New Zealand’s unmet oral health needs are ‘deplorable'
Tuesday, 28 August 2018
New Zealand’s massive unmet oral health needs are ‘deplorable’
Professor Max Abbott, Pro Vice-Chancellor and Dean of the Faculty of Health & Environmental Sciences at Auckland University of Technology (AUT) says it is deplorable that many adults in New Zealand cannot afford dental care. This is especially the case for people living in deprived areas.
He joins the Minister of Health, Dr David Clark, in commending Otago University’s plans to build a dental teaching facility in South Auckland, at the Manukau SuperClinic on Great South Road.
While primarily designed to provide training for final-year dental students and postgraduates, the clinic will significantly increase local community access to oral healthcare.
The New Zealand Health Survey shows that only a third of adults in the most deprived areas consulted a dental health professional during the past 12 months. In contrast, most adults in the least deprived areas did so.

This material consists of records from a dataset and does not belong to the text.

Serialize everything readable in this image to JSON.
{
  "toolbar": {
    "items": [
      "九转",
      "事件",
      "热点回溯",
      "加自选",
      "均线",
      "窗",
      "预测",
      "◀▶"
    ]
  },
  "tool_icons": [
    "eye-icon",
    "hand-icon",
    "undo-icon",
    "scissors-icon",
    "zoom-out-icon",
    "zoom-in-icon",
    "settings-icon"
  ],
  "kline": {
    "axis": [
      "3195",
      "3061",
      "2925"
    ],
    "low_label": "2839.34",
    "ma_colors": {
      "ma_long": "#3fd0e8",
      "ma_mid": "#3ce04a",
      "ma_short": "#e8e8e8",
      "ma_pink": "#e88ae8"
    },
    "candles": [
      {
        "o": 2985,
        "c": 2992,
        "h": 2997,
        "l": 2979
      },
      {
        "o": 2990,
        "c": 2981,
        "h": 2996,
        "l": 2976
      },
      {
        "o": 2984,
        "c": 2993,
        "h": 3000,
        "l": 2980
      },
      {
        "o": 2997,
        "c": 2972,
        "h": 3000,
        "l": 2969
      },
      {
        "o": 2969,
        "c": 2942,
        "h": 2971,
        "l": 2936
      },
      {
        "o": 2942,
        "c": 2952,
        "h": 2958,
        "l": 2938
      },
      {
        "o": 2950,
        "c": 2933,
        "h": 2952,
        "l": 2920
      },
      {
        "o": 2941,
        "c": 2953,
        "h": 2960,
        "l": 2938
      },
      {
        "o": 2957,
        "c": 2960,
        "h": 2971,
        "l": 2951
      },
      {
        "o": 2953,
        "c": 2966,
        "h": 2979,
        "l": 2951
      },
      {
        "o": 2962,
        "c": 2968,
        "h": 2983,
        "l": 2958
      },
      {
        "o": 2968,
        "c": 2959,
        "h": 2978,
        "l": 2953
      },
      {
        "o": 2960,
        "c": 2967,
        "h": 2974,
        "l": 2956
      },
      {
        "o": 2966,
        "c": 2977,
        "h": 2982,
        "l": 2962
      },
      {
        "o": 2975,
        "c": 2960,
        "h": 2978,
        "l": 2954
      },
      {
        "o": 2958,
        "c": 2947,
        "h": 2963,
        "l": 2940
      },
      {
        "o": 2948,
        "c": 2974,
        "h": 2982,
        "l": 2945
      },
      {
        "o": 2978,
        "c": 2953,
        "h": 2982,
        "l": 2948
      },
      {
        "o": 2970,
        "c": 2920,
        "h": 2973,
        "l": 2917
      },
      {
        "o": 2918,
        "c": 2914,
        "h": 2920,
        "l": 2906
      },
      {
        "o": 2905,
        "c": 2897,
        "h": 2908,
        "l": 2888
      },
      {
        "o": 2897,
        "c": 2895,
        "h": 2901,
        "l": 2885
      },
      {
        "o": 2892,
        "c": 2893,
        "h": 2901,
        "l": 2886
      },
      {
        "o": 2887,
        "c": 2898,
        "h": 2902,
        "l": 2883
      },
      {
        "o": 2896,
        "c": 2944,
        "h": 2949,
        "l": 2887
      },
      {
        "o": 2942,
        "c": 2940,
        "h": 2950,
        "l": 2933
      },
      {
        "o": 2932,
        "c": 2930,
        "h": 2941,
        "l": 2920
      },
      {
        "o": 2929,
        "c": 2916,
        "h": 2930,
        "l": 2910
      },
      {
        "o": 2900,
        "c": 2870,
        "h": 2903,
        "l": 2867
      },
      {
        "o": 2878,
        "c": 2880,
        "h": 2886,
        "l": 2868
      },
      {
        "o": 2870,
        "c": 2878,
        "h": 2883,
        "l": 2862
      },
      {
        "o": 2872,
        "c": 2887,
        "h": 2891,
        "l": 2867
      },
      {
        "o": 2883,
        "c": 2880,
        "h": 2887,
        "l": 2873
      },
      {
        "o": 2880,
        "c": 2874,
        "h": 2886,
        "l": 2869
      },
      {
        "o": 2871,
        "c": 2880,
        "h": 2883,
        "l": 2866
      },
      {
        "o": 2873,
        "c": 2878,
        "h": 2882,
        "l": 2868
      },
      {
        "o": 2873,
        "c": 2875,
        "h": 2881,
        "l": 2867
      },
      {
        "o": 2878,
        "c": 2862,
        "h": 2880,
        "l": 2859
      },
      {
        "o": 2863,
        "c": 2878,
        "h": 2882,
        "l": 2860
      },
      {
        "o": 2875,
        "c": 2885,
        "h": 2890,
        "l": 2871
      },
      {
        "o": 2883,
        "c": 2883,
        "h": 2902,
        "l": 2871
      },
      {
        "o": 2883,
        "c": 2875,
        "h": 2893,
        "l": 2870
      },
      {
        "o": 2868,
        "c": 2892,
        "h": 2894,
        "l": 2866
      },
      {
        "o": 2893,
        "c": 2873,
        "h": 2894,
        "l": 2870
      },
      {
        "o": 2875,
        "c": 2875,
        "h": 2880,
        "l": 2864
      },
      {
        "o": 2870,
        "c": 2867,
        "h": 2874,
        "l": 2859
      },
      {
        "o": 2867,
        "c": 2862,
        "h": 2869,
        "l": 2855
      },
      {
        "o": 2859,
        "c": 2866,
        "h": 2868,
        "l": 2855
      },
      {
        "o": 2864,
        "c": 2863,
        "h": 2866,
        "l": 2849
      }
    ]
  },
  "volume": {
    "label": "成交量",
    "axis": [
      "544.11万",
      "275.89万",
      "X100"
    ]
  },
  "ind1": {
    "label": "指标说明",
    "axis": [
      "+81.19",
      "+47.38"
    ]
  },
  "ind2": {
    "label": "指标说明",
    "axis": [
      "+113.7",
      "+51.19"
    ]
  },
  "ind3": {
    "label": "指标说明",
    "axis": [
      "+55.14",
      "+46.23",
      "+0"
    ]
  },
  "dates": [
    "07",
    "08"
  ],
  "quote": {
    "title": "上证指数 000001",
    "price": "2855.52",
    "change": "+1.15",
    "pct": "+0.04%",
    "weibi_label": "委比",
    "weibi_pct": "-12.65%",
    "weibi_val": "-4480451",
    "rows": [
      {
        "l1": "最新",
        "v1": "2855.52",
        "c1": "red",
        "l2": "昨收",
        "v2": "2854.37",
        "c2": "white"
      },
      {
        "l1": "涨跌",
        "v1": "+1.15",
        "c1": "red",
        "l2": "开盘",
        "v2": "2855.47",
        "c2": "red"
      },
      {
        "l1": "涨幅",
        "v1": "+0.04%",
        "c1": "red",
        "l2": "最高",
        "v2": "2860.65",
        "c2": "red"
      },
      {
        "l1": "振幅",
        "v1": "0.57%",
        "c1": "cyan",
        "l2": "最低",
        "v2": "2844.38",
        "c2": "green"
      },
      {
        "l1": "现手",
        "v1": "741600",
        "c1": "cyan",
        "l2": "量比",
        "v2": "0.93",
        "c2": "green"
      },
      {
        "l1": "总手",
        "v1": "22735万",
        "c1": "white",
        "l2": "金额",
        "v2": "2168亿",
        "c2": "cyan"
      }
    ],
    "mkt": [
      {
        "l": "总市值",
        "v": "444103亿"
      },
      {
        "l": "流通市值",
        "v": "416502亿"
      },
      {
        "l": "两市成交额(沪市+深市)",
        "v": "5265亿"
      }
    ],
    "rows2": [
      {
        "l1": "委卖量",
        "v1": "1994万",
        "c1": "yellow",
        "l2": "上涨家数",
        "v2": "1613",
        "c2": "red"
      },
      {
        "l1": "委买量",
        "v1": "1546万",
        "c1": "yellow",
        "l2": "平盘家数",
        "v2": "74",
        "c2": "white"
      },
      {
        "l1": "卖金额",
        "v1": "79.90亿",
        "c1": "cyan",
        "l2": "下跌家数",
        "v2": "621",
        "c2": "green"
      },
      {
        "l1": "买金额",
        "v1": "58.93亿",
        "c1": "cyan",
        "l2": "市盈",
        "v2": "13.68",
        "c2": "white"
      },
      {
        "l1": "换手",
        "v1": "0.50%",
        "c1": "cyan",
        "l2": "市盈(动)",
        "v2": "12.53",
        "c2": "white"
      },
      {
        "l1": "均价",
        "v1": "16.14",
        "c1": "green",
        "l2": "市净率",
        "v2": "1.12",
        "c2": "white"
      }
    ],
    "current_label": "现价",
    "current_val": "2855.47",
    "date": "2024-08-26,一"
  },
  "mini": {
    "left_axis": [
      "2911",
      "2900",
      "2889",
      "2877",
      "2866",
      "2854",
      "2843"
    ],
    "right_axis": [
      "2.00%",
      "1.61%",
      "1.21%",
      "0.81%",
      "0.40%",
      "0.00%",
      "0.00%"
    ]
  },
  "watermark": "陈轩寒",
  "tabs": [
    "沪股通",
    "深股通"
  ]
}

“Poor oral health is of concern in it own right. Research increasingly shows that it is linked to other health conditions, including mental health,” says Professor Abbott.
“The current delivery model contributes to unacceptable socioeconomic and ethnic health disparities. It is an outrage that we have tolerated this situation for decades and dental bodies have blocked alternatives that would make affordable preventative and curative dental care available to those most in need.
“Professional bodies, especially registration boards, have a statutory obligation to ensure high standards of practice and protect the public. They are not charged with maximising the income of their members and rationing care to those who can afford to pay for it.”
Professor Abbott refers to the failure of dental therapists to obtain approval for an adult scope of practice. Currently, dental therapists provide oral hygiene services to children and adults, and treatment to children. They are prohibited from providing treatment to adults.
“Rather than relying on dentists, we would extend the dental therapist scope and employ therapists in multidisciplinary primary care settings. Dentists and specialists could provide consultation and focus on more complex procedures. This would make basic preventative and treatment services universally available.”
Professor Abbott says it is an irony that previous Minister of Health, Hon Annette King, was one of the small number of therapists, then called dental nurses, who had an adult scope of practice. He says dental care has gone backwards in this respect.
“Otago University’s new facility will help South Auckland communities, just as AUT’s oral health teaching clinic does on the North Shore. However, these facilities only very partially address the massive unmet dental health needs throughout the country.”
Professor Abbot says he looks forward to working with Otago University colleagues to research population oral health status and needs, and advocate for the provision of oral care as part of comprehensive healthcare in New Zealand.